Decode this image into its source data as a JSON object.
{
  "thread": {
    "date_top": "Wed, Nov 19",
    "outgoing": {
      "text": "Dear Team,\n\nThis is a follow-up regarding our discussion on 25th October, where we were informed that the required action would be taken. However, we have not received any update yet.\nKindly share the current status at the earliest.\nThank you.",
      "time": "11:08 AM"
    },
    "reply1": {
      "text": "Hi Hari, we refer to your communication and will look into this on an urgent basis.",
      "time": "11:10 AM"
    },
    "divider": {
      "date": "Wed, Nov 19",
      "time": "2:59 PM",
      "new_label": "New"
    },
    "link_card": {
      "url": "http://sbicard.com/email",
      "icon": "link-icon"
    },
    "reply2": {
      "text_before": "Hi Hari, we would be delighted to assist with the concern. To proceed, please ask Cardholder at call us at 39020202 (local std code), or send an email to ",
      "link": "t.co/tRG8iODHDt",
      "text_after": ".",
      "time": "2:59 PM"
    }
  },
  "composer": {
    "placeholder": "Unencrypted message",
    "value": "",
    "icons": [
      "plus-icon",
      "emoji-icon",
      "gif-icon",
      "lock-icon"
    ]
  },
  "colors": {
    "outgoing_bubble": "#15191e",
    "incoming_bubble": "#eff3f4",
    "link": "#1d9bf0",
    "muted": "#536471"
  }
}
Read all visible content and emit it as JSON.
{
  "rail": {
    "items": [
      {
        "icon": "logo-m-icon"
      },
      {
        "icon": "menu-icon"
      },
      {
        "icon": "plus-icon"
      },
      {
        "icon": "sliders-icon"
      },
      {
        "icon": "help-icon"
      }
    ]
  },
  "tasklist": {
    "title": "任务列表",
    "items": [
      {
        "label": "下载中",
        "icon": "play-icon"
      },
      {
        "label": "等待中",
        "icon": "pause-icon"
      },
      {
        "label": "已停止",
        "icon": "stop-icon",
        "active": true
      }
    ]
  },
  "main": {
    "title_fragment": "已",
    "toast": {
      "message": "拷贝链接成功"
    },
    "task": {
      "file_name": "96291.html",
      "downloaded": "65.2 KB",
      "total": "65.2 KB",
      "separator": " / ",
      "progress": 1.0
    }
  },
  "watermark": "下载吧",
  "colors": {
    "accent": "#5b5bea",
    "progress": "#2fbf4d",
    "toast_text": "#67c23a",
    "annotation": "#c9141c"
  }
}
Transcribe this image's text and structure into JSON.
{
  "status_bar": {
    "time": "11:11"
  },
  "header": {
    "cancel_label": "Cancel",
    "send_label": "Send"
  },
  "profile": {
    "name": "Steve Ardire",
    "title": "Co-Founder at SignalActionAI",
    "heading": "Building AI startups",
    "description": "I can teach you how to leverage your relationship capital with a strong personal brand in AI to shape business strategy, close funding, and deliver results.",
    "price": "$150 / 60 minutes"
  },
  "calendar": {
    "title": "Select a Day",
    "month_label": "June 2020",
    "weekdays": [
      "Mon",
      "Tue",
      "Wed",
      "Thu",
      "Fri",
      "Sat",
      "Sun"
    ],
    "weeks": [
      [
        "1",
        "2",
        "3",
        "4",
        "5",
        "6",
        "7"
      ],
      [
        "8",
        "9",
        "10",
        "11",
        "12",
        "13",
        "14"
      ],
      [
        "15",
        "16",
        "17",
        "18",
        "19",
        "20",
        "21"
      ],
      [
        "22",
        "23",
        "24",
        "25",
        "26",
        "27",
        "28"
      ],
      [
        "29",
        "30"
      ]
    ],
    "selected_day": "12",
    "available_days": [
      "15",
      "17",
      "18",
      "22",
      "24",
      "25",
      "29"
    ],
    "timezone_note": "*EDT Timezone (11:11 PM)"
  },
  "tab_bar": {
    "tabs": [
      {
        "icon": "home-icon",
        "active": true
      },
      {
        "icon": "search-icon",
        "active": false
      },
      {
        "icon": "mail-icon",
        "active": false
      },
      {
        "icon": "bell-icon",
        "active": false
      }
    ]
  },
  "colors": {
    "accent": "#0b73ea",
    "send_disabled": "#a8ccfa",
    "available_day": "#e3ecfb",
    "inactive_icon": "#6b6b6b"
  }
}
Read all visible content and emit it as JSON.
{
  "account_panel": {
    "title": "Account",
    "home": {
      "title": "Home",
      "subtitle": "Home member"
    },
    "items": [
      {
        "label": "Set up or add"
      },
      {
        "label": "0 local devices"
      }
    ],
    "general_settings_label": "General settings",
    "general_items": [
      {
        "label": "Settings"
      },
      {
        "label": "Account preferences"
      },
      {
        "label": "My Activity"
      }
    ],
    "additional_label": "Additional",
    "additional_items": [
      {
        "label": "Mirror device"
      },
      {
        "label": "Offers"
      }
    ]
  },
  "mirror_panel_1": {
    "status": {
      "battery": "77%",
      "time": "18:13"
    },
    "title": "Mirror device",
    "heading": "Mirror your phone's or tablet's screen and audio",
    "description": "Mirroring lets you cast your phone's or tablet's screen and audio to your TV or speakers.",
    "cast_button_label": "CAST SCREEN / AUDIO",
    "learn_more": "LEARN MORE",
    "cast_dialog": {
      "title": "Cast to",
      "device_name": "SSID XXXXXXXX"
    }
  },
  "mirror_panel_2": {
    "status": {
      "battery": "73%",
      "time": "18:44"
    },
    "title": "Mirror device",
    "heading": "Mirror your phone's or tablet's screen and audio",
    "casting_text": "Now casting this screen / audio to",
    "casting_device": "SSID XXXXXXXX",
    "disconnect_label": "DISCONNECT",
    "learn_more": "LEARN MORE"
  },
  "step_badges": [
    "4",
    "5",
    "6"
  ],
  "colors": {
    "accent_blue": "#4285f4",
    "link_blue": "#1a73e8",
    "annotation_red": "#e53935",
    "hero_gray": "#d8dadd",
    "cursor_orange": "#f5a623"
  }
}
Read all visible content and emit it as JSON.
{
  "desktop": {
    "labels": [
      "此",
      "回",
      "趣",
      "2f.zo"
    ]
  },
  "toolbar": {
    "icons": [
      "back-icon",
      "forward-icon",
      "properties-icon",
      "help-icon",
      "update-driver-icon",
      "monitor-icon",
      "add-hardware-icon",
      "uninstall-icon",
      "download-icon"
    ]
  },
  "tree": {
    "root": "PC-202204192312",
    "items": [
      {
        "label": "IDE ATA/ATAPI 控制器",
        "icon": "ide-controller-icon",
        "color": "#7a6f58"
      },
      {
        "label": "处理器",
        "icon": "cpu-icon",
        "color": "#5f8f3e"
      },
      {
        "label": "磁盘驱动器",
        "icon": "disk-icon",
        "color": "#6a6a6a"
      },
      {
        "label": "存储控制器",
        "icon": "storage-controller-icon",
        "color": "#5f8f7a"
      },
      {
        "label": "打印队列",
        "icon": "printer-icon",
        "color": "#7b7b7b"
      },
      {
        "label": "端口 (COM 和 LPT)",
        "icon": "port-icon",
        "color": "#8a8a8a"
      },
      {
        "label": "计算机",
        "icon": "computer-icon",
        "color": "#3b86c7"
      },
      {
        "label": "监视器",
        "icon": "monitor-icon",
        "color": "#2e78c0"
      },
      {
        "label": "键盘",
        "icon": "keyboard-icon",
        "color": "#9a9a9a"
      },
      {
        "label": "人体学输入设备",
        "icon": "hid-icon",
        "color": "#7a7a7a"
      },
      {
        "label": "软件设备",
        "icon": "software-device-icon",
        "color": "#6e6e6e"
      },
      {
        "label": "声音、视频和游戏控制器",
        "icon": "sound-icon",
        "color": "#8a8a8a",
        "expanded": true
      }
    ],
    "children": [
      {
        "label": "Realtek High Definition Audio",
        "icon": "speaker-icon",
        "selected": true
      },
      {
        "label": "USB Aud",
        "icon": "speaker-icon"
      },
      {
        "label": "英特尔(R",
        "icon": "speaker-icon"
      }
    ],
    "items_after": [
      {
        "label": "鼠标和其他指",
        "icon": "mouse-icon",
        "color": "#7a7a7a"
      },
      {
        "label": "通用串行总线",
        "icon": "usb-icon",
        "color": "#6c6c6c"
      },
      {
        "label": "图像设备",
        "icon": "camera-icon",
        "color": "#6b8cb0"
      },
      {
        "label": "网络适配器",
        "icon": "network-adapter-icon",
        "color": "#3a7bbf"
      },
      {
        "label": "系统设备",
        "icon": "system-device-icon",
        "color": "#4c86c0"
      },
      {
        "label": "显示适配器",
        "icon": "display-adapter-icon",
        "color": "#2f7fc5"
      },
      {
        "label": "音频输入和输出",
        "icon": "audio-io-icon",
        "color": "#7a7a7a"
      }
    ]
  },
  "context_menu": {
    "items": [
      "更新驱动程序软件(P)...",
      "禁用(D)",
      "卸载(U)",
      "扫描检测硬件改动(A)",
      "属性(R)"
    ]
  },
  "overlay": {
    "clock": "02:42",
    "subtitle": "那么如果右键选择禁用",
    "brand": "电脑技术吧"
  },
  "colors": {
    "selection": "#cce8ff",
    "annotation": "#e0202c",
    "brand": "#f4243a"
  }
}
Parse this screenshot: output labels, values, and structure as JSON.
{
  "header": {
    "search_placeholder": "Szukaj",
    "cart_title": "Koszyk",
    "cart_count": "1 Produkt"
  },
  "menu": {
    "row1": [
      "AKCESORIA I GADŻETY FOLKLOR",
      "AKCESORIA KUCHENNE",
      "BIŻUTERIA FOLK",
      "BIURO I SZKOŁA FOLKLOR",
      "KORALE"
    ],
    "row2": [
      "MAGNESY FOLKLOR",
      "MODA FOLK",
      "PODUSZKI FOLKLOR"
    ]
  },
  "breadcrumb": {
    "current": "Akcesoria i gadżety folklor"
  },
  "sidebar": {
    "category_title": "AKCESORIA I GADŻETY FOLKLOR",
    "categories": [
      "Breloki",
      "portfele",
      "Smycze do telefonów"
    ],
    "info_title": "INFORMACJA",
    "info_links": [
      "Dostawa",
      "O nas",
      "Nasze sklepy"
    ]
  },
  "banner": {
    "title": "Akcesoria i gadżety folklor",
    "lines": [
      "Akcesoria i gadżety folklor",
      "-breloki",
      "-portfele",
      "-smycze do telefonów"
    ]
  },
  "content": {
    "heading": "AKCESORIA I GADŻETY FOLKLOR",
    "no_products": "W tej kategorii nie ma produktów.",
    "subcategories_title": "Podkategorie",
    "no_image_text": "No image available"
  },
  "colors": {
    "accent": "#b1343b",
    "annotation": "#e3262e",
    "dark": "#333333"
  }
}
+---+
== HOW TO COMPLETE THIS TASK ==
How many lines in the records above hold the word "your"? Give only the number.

== WRITTEN SOLUTION ==
5